* [Work item]: List all lines of the data that include the string "screenshot".

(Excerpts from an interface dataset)
* * * * *
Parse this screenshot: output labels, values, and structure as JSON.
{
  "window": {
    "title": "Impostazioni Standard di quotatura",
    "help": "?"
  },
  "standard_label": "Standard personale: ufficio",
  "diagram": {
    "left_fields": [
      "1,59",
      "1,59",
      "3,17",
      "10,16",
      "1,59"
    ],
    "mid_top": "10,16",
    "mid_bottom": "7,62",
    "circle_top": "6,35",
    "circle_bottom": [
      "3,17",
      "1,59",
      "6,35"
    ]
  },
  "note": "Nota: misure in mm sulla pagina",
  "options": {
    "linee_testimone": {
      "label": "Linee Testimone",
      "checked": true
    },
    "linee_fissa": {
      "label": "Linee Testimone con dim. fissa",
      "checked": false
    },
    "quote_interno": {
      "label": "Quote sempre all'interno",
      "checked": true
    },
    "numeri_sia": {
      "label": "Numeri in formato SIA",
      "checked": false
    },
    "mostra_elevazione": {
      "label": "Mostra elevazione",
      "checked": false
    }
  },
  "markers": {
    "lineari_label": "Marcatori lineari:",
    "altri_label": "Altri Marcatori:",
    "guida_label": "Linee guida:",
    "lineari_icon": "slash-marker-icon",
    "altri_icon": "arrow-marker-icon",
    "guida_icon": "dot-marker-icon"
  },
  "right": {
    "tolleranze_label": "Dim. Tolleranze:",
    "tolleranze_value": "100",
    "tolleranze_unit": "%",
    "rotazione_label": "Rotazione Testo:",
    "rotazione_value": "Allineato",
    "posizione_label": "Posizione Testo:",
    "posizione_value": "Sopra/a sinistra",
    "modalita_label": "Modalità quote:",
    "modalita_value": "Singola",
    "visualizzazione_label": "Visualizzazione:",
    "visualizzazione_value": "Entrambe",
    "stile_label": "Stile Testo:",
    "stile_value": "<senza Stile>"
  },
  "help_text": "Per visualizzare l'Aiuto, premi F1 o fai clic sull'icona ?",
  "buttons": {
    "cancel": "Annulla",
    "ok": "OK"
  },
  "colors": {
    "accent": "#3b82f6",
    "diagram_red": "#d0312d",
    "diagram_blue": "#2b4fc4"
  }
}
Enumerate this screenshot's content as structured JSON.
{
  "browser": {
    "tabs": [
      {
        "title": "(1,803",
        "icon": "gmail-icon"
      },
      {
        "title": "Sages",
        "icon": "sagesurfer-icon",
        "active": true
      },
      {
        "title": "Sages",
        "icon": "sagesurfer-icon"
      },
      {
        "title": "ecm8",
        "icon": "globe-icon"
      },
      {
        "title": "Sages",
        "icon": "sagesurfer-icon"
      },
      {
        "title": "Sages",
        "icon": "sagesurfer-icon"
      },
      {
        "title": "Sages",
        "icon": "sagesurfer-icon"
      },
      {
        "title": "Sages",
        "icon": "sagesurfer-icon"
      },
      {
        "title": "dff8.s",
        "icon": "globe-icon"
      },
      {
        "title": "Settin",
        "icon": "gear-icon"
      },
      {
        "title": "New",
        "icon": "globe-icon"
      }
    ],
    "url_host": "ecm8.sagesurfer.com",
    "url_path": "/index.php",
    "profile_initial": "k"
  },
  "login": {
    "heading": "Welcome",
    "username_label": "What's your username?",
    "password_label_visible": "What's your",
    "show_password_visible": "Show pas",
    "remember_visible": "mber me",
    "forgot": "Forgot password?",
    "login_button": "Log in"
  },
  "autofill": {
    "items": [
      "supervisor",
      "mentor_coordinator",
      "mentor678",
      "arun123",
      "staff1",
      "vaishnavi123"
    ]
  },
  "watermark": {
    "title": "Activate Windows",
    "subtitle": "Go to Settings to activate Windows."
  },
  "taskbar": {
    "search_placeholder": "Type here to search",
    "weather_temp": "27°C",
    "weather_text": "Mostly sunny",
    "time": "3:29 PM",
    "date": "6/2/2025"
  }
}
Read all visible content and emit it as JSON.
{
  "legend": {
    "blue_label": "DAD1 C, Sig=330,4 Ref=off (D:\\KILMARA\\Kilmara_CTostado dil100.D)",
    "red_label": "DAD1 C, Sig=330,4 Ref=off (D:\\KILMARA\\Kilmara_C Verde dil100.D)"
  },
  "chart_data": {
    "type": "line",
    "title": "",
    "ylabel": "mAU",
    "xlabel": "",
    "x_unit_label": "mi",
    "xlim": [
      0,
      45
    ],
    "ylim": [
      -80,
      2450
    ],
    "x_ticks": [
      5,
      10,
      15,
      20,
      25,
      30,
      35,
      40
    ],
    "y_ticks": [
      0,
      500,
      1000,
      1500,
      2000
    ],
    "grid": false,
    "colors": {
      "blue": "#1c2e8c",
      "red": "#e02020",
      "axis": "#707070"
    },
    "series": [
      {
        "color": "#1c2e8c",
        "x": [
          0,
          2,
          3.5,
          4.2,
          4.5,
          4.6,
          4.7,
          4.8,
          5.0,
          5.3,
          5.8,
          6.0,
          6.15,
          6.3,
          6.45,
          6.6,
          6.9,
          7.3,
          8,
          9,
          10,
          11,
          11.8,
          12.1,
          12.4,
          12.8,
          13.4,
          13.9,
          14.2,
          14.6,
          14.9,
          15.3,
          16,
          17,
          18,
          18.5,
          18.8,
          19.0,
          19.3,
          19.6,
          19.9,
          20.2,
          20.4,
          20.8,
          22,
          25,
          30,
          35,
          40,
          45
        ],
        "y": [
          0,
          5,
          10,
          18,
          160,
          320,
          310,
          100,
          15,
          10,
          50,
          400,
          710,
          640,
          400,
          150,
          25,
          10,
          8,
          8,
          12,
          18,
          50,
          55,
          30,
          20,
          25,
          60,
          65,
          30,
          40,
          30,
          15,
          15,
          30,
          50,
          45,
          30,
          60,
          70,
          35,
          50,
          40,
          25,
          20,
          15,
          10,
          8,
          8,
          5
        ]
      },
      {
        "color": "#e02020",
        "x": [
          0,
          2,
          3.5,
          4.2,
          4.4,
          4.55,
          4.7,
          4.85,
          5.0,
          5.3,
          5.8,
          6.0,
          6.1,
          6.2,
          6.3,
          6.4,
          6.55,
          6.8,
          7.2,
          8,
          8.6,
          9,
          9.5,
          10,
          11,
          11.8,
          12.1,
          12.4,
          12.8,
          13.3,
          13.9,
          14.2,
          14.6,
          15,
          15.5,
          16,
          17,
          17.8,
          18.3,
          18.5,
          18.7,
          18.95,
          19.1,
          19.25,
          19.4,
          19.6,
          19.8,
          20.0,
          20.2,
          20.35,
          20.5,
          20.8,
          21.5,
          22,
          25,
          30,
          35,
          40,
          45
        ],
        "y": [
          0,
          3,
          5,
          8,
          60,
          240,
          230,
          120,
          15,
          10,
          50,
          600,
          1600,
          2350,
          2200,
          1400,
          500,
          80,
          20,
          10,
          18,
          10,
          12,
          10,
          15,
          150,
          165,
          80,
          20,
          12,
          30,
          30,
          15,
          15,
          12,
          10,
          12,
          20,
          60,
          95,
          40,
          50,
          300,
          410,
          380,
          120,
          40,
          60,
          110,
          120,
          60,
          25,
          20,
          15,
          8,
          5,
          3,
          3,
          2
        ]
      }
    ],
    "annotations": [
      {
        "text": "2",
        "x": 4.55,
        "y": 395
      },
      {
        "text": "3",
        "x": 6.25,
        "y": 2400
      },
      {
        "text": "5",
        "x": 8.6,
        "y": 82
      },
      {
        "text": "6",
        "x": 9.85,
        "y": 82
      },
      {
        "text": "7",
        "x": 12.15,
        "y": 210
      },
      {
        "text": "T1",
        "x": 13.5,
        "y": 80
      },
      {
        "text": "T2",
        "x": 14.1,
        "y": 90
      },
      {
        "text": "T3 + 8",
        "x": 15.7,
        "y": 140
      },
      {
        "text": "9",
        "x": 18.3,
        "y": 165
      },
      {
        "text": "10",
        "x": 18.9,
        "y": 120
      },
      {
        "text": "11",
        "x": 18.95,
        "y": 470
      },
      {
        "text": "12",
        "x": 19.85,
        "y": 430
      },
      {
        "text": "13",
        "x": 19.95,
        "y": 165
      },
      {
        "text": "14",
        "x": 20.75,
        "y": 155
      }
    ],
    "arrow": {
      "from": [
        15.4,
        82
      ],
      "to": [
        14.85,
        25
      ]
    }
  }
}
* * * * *
* [Answer to this task]:
Parse this screenshot: output labels, values, and structure as JSON.
Enumerate this screenshot's content as structured JSON.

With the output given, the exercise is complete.